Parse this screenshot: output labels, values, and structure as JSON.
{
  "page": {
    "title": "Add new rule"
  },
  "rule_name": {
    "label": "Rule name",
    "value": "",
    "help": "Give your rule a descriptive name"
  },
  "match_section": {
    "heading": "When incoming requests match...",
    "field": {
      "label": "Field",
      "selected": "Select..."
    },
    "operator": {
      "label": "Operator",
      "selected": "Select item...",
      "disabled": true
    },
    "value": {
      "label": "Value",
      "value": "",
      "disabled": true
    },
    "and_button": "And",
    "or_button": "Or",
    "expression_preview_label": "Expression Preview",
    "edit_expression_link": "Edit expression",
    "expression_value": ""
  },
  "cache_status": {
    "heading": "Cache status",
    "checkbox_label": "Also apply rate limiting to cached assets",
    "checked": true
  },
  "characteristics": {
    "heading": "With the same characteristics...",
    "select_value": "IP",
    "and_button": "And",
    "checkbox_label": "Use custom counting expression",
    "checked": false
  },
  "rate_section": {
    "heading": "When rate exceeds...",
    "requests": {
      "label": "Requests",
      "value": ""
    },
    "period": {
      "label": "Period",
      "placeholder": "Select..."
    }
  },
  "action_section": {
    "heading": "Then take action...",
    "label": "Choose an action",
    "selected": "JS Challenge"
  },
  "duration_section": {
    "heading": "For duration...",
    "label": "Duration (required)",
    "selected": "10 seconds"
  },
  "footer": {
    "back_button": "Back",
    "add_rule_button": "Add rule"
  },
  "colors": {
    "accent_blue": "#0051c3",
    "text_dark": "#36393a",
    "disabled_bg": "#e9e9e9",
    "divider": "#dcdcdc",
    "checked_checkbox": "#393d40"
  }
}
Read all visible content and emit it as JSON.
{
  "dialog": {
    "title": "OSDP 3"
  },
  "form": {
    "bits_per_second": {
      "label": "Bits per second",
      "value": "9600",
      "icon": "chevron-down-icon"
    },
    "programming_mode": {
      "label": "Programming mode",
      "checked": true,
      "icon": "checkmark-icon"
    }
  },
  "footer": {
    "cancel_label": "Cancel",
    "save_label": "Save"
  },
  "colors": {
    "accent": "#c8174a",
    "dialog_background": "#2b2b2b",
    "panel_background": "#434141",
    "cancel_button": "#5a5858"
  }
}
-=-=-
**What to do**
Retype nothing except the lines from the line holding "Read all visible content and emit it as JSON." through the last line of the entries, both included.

**Output of the exercise**
Read all visible content and emit it as JSON.
{
  "dialog": {
    "title": "OSDP 3"
  },
  "form": {
    "bits_per_second": {
      "label": "Bits per second",
      "value": "9600",
      "icon": "chevron-down-icon"
    },
    "programming_mode": {
      "label": "Programming mode",
      "checked": true,
      "icon": "checkmark-icon"
    }
  },
  "footer": {
    "cancel_label": "Cancel",
    "save_label": "Save"
  },
  "colors": {
    "accent": "#c8174a",
    "dialog_background": "#2b2b2b",
    "panel_background": "#434141",
    "cancel_button": "#5a5858"
  }
}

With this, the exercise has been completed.